_Entries from a dataset of interfaces_

......

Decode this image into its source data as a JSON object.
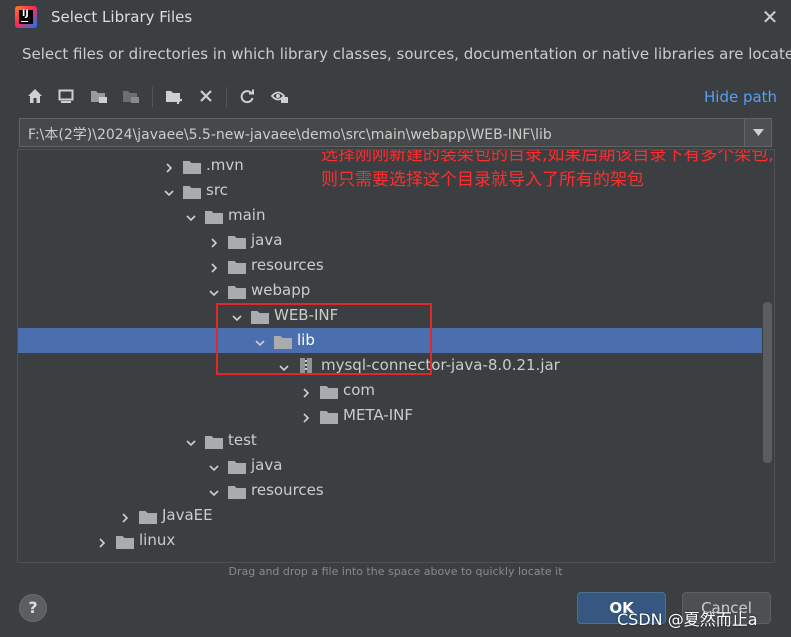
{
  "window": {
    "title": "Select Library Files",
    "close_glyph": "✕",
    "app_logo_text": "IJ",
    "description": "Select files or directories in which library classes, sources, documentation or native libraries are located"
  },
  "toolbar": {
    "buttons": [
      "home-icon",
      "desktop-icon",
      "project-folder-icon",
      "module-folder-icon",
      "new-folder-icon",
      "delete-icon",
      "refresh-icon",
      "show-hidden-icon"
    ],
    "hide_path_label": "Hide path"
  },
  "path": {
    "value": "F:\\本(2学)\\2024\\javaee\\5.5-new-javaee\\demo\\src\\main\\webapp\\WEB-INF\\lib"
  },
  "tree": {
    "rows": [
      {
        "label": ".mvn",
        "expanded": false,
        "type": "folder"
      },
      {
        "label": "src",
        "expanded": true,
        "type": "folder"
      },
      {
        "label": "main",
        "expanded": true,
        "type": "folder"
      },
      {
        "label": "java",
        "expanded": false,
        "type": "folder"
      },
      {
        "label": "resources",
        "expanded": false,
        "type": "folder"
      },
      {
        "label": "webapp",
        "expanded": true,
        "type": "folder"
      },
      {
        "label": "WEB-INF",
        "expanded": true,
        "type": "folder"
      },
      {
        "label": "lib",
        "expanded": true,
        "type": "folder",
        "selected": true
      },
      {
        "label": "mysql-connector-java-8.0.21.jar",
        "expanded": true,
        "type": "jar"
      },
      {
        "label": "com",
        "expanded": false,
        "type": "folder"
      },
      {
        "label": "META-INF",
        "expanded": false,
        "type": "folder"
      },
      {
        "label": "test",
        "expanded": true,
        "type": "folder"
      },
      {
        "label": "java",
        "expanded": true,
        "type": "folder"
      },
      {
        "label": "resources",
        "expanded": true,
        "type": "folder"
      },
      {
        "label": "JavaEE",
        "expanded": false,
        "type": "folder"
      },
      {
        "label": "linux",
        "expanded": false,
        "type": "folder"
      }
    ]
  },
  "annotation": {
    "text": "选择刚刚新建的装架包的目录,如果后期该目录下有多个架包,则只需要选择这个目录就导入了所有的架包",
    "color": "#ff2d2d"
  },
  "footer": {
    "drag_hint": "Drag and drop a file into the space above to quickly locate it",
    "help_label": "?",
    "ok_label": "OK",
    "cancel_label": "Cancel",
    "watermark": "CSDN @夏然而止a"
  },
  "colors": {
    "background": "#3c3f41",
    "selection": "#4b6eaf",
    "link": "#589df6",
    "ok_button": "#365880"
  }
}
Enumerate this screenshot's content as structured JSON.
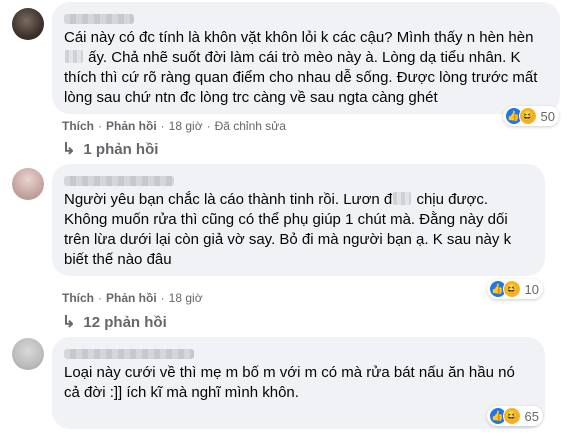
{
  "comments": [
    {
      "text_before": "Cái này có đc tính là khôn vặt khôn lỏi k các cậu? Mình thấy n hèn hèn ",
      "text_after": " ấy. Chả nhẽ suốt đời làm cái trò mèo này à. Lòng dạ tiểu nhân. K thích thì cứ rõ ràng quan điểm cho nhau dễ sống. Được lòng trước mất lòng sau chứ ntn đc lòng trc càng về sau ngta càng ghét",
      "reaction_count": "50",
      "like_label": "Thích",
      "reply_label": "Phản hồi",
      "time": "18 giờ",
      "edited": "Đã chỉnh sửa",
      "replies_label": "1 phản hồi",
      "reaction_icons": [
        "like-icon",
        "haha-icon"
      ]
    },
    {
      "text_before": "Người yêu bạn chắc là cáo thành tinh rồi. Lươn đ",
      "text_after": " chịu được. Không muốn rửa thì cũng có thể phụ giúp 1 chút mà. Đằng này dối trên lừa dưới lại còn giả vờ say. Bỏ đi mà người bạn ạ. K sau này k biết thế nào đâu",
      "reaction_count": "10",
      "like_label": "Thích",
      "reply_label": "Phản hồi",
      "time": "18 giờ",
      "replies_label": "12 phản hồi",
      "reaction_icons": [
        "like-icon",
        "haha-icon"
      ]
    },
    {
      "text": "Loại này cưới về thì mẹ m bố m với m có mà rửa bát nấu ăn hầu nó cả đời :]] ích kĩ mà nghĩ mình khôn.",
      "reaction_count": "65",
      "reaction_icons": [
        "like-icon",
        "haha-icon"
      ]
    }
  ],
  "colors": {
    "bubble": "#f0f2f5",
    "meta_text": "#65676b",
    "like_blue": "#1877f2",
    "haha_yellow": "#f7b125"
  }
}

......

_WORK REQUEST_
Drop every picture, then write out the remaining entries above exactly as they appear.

_SOLUTION TO THIS PROBLEM_
Decode this image into its source data as a JSON object.
{
  "window": {
    "title": "Select Library Files",
    "close_glyph": "✕",
    "app_logo_text": "IJ",
    "description": "Select files or directories in which library classes, sources, documentation or native libraries are located"
  },
  "toolbar": {
    "buttons": [
      "home-icon",
      "desktop-icon",
      "project-folder-icon",
      "module-folder-icon",
      "new-folder-icon",
      "delete-icon",
      "refresh-icon",
      "show-hidden-icon"
    ],
    "hide_path_label": "Hide path"
  },
  "path": {
    "value": "F:\\本(2学)\\2024\\javaee\\5.5-new-javaee\\demo\\src\\main\\webapp\\WEB-INF\\lib"
  },
  "tree": {
    "rows": [
      {
        "label": ".mvn",
        "expanded": false,
        "type": "folder"
      },
      {
        "label": "src",
        "expanded": true,
        "type": "folder"
      },
      {
        "label": "main",
        "expanded": true,
        "type": "folder"
      },
      {
        "label": "java",
        "expanded": false,
        "type": "folder"
      },
      {
        "label": "resources",
        "expanded": false,
        "type": "folder"
      },
      {
        "label": "webapp",
        "expanded": true,
        "type": "folder"
      },
      {
        "label": "WEB-INF",
        "expanded": true,
        "type": "folder"
      },
      {
        "label": "lib",
        "expanded": true,
        "type": "folder",
        "selected": true
      },
      {
        "label": "mysql-connector-java-8.0.21.jar",
        "expanded": true,
        "type": "jar"
      },
      {
        "label": "com",
        "expanded": false,
        "type": "folder"
      },
      {
        "label": "META-INF",
        "expanded": false,
        "type": "folder"
      },
      {
        "label": "test",
        "expanded": true,
        "type": "folder"
      },
      {
        "label": "java",
        "expanded": true,
        "type": "folder"
      },
      {
        "label": "resources",
        "expanded": true,
        "type": "folder"
      },
      {
        "label": "JavaEE",
        "expanded": false,
        "type": "folder"
      },
      {
        "label": "linux",
        "expanded": false,
        "type": "folder"
      }
    ]
  },
  "annotation": {
    "text": "选择刚刚新建的装架包的目录,如果后期该目录下有多个架包,则只需要选择这个目录就导入了所有的架包",
    "color": "#ff2d2d"
  },
  "footer": {
    "drag_hint": "Drag and drop a file into the space above to quickly locate it",
    "help_label": "?",
    "ok_label": "OK",
    "cancel_label": "Cancel",
    "watermark": "CSDN @夏然而止a"
  },
  "colors": {
    "background": "#3c3f41",
    "selection": "#4b6eaf",
    "link": "#589df6",
    "ok_button": "#365880"
  }
}
Enumerate this screenshot's content as structured JSON.
{
  "comments": [
    {
      "text_before": "Cái này có đc tính là khôn vặt khôn lỏi k các cậu? Mình thấy n hèn hèn ",
      "text_after": " ấy. Chả nhẽ suốt đời làm cái trò mèo này à. Lòng dạ tiểu nhân. K thích thì cứ rõ ràng quan điểm cho nhau dễ sống. Được lòng trước mất lòng sau chứ ntn đc lòng trc càng về sau ngta càng ghét",
      "reaction_count": "50",
      "like_label": "Thích",
      "reply_label": "Phản hồi",
      "time": "18 giờ",
      "edited": "Đã chỉnh sửa",
      "replies_label": "1 phản hồi",
      "reaction_icons": [
        "like-icon",
        "haha-icon"
      ]
    },
    {
      "text_before": "Người yêu bạn chắc là cáo thành tinh rồi. Lươn đ",
      "text_after": " chịu được. Không muốn rửa thì cũng có thể phụ giúp 1 chút mà. Đằng này dối trên lừa dưới lại còn giả vờ say. Bỏ đi mà người bạn ạ. K sau này k biết thế nào đâu",
      "reaction_count": "10",
      "like_label": "Thích",
      "reply_label": "Phản hồi",
      "time": "18 giờ",
      "replies_label": "12 phản hồi",
      "reaction_icons": [
        "like-icon",
        "haha-icon"
      ]
    },
    {
      "text": "Loại này cưới về thì mẹ m bố m với m có mà rửa bát nấu ăn hầu nó cả đời :]] ích kĩ mà nghĩ mình khôn.",
      "reaction_count": "65",
      "reaction_icons": [
        "like-icon",
        "haha-icon"
      ]
    }
  ],
  "colors": {
    "bubble": "#f0f2f5",
    "meta_text": "#65676b",
    "like_blue": "#1877f2",
    "haha_yellow": "#f7b125"
  }
}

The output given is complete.